European bank secrecy will be history soon

By the A.M. Costa Rica wire services

European Union finance ministers have reached a breakthrough agreement that will make it more difficult for tax cheats to hide their money.  The new legislation, which had been blocked for years by countries with a reputation as tax havens, was approved last week after Luxembourg and Austria agreed to lift their vetoes.  But, it doesn’t mean tax cheats have run out of places to keep their money hidden.

In countries like Luxembourg, where bank secrecy used to be the norm, Europe’s top tax official, Algirdas Semeta, says depositors will no longer be able to hide their money from the prying eyes of governments.

“The revised directive promises full and lasting tax transparency in Europe," he said. "Bank secrecy is dead, and automatic exchange of information will be applied in its widest form.”

Luxembourg agreed to share bank information with member countries starting in 2017 with Austria signaling similar intentions by 2018. 

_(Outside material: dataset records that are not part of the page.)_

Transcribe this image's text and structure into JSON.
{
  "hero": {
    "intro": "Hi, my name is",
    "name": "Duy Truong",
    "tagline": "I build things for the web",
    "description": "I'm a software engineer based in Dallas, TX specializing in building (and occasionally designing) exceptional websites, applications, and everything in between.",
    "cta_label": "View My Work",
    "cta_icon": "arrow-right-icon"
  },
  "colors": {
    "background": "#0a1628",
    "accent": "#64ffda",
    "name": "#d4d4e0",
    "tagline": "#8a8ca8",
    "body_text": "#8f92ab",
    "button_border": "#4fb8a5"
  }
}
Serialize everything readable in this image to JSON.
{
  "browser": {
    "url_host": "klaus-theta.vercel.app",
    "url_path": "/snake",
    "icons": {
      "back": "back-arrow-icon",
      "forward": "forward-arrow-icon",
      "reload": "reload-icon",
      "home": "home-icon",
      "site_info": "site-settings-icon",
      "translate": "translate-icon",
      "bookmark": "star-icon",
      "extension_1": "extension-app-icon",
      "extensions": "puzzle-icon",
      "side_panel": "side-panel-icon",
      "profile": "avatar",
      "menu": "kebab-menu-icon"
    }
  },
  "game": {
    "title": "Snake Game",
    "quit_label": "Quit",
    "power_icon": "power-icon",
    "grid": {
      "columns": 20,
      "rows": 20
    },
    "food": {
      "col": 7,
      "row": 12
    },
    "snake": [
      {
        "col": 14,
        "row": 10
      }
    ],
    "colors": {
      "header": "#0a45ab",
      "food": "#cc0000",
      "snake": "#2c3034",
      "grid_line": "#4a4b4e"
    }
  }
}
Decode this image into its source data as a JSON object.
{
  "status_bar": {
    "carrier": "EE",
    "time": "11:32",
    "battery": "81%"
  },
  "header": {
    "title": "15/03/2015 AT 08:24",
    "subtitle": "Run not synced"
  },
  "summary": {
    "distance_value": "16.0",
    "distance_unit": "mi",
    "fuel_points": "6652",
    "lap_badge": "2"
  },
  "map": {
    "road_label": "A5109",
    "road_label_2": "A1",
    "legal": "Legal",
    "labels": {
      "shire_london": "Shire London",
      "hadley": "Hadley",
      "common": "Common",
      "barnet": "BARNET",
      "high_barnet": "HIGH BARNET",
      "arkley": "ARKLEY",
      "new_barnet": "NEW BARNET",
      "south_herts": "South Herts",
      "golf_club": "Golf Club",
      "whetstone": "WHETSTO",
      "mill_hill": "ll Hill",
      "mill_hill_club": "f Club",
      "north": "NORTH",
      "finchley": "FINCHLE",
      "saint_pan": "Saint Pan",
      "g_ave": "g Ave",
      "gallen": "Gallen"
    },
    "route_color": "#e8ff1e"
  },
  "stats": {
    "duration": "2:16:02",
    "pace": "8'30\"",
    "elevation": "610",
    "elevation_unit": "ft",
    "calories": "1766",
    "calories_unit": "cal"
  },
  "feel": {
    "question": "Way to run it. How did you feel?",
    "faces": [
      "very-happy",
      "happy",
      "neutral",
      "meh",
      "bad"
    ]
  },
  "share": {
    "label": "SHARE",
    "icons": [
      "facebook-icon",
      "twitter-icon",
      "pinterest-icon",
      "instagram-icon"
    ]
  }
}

Analyst Jacob Kirkegaard at the Peterson Institute for International Economics calls the agreement a milestone in global efforts to stop tax evasion.

“This is a very significant development and it’s really the culmination of what at least in the EU has been a decade-long struggle by some governments - in France, Italy and Germany - to really curb this longstanding practice of anonymous, offshore, if you like, bank accounts in other EU countries," he said.

Decades of bank secrecy helped establish Luxembourg as one of Europe’s biggest financial centers where bank deposits are currently valued at more than 10 times the nation’s annual GDP.  Switzerland, once among the world’s largest tax havens, ended bank secrecy last year, after intense legal pressure from Europe and the United States. 

While tax cheats still can hide their money in less-developed countries where regulations are less stringent, Kirkegaard says the options and the benefits for doing so are shrinking.

“Well, you can go to places like Dubai, some have mentioned Singapore, but Singapore has also recently joined these efforts, so it becomes increasingly difficult to keep your money at a place at which they are readily available,” he said.

Some economists estimate that as much as 8 percent of the world's financial wealth, more than $7 trillion, may be hidden in tax haven countries. If all this illegal money were properly reported, conservative estimates say global tax revenues would grow by more than $200 billion a year.